Sedentary behavior is an adverse health risk factor that is independent of physical activity. The relationship between sedentary behavior, exercise activity and the ankle-brachial index (ABI) is not well understood. We analyzed data from the National Health and Nutrition Examination Survey (NHANES) 2003-2004. Accelerometer data were used to quantify exercise and sedentary time for each participant. A low ABI was defined as a value <1.0 (including borderline values). Multi-variable adjusted logistic regression analyses were performed with sedentary and exercise times as independent variables, adjusting for important confounders. There were 1443 asymptomatic participants (mean age 61 years, 49% female, 55% current/prior smokers) with mean daily sedentary and exercise times of 454±144 and 18±20 minutes, respectively. Of the participants, 23% had an ABI <1.0 (8.7% with ABI <0.9). Sedentary time was positively associated with a low ABI (odds ratio [OR] 1.22 per 1 standard deviation [SD], [95% confidence interval (CI), 1.03-1.43]; p=0.02) while exercise time was inversely associated with a low ABI (OR 0.71 per 1 SD, [95% CI, 0.57-0.89]; p=0.003). Sedentary time is associated with low ABI values in the asymptomatic population. This association appears to be independent of exercise time and warrants further investigation.

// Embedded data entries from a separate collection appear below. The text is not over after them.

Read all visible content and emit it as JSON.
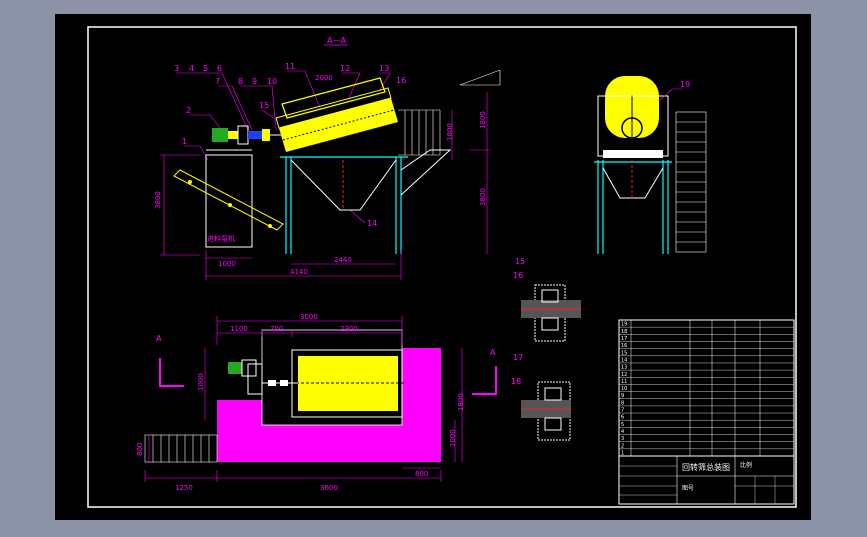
{
  "colors": {
    "background": "#8c93a6",
    "drawing": "#000000",
    "frame": "#ffffff",
    "dimension": "#ff00ff",
    "yellow": "#ffff00",
    "cyan": "#00ffff",
    "green": "#22aa22",
    "blue": "#2040ff",
    "red": "#ff2020"
  },
  "section_label": "A—A",
  "callouts": {
    "top_row": [
      "3",
      "4",
      "5",
      "6"
    ],
    "n7": "7",
    "n8": "8",
    "n9": "9",
    "n10": "10",
    "n2": "2",
    "n1": "1",
    "n11": "11",
    "n12": "12",
    "n13": "13",
    "n14": "14",
    "n15": "15",
    "n16": "16",
    "n19": "19",
    "detail_a": [
      "15",
      "16"
    ],
    "detail_b": [
      "17",
      "18"
    ]
  },
  "side_view_dims": {
    "drum_len": "2000",
    "height_total": "3800",
    "left_height": "3800",
    "right_upper": "1800",
    "right_lower": "1800",
    "base_left": "1000",
    "span_mid": "2440",
    "overall": "4140"
  },
  "box_label": "进料泵机",
  "plan_view_dims": {
    "overall_top": "3000",
    "seg1": "1100",
    "seg2": "700",
    "seg3": "2300",
    "left_h": "1000",
    "right_h": "1800",
    "right_h2": "1000",
    "left_small": "800",
    "bottom_overall": "3600",
    "bottom_left": "1250",
    "bottom_right": "800",
    "section_mark": "A"
  },
  "title_block": {
    "title": "回转筛总装图",
    "scale_label": "比例",
    "sheet_label": "图号"
  },
  "parts_list_rows": [
    "19",
    "18",
    "17",
    "16",
    "15",
    "14",
    "13",
    "12",
    "11",
    "10",
    "9",
    "8",
    "7",
    "6",
    "5",
    "4",
    "3",
    "2",
    "1"
  ]
}
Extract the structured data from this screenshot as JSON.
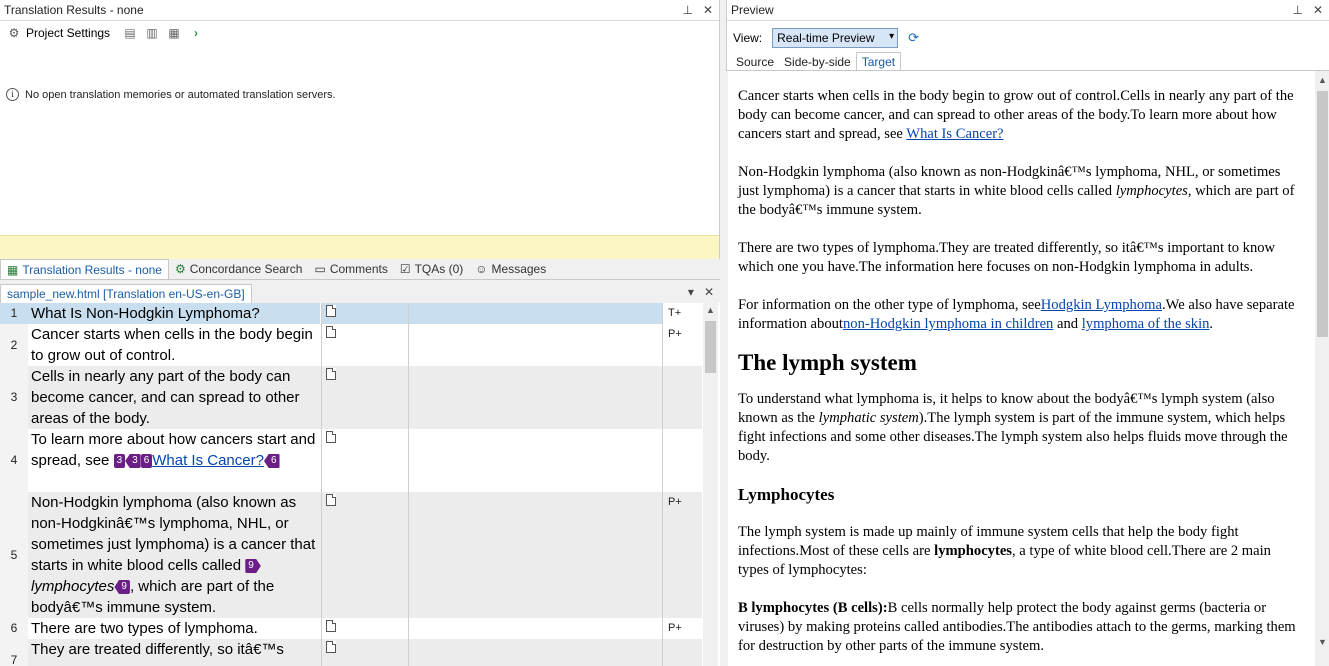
{
  "left_top": {
    "title": "Translation Results - none",
    "toolbar": {
      "project_settings": "Project Settings"
    },
    "info_message": "No open translation memories or automated translation servers."
  },
  "bottom_tabs": [
    {
      "label": "Translation Results - none",
      "icon": "translation-results-icon"
    },
    {
      "label": "Concordance Search",
      "icon": "concordance-icon"
    },
    {
      "label": "Comments",
      "icon": "comments-icon"
    },
    {
      "label": "TQAs (0)",
      "icon": "tqa-icon"
    },
    {
      "label": "Messages",
      "icon": "messages-icon"
    }
  ],
  "document_tab": "sample_new.html [Translation en-US-en-GB]",
  "segments": [
    {
      "num": "1",
      "status": "T+",
      "text": "What Is Non-Hodgkin Lymphoma?"
    },
    {
      "num": "2",
      "status": "P+",
      "text": "Cancer starts when cells in the body begin to grow out of control."
    },
    {
      "num": "3",
      "status": "",
      "text": "Cells in nearly any part of the body can become cancer, and can spread to other areas of the body."
    },
    {
      "num": "4",
      "status": "",
      "text_before": "To learn more about how cancers start and spread, see ",
      "tag1": "3",
      "tag2": "3",
      "tag3": "6",
      "link": "What Is Cancer?",
      "tag4": "6"
    },
    {
      "num": "5",
      "status": "P+",
      "text_before": "Non-Hodgkin lymphoma (also known as non-Hodgkinâ€™s lymphoma, NHL, or sometimes just lymphoma) is a cancer that starts in white blood cells called ",
      "tag1": "9",
      "ital": "lymphocytes",
      "tag2": "9",
      "text_after": ", which are part of the bodyâ€™s immune system."
    },
    {
      "num": "6",
      "status": "P+",
      "text": "There are two types of lymphoma."
    },
    {
      "num": "7",
      "status": "",
      "text": "They are treated differently, so itâ€™s"
    }
  ],
  "preview": {
    "title": "Preview",
    "view_label": "View:",
    "view_value": "Real-time Preview",
    "tabs": [
      "Source",
      "Side-by-side",
      "Target"
    ],
    "p1": "Cancer starts when cells in the body begin to grow out of control.Cells in nearly any part of the body can become cancer, and can spread to other areas of the body.To learn more about how cancers start and spread, see ",
    "p1_link": "What Is Cancer?",
    "p2a": "Non-Hodgkin lymphoma (also known as non-Hodgkinâ€™s lymphoma, NHL, or sometimes just lymphoma) is a cancer that starts in white blood cells called ",
    "p2_ital": "lymphocytes",
    "p2b": ", which are part of the bodyâ€™s immune system.",
    "p3": "There are two types of lymphoma.They are treated differently, so itâ€™s important to know which one you have.The information here focuses on non-Hodgkin lymphoma in adults.",
    "p4a": "For information on the other type of lymphoma, see",
    "p4_link1": "Hodgkin Lymphoma",
    "p4b": ".We also have separate information about",
    "p4_link2": "non-Hodgkin lymphoma in children",
    "p4c": " and ",
    "p4_link3": "lymphoma of the skin",
    "p4d": ".",
    "h2": "The lymph system",
    "p5a": "To understand what lymphoma is, it helps to know about the bodyâ€™s lymph system (also known as the ",
    "p5_ital": "lymphatic system",
    "p5b": ").The lymph system is part of the immune system, which helps fight infections and some other diseases.The lymph system also helps fluids move through the body.",
    "h3": "Lymphocytes",
    "p6a": "The lymph system is made up mainly of immune system cells that help the body fight infections.Most of these cells are ",
    "p6_bold": "lymphocytes",
    "p6b": ", a type of white blood cell.There are 2 main types of lymphocytes:",
    "p7_bold": "B lymphocytes (B cells):",
    "p7": "B cells normally help protect the body against germs (bacteria or viruses) by making proteins called antibodies.The antibodies attach to the germs, marking them for destruction by other parts of the immune system."
  }
}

- National Health and Nutrition Examination Survey (NHANES)
- ankle-brachial index
- peripheral arterial disease
- physical activity
ASJC Scopus subject areas
- Cardiology and Cardiovascular Medicine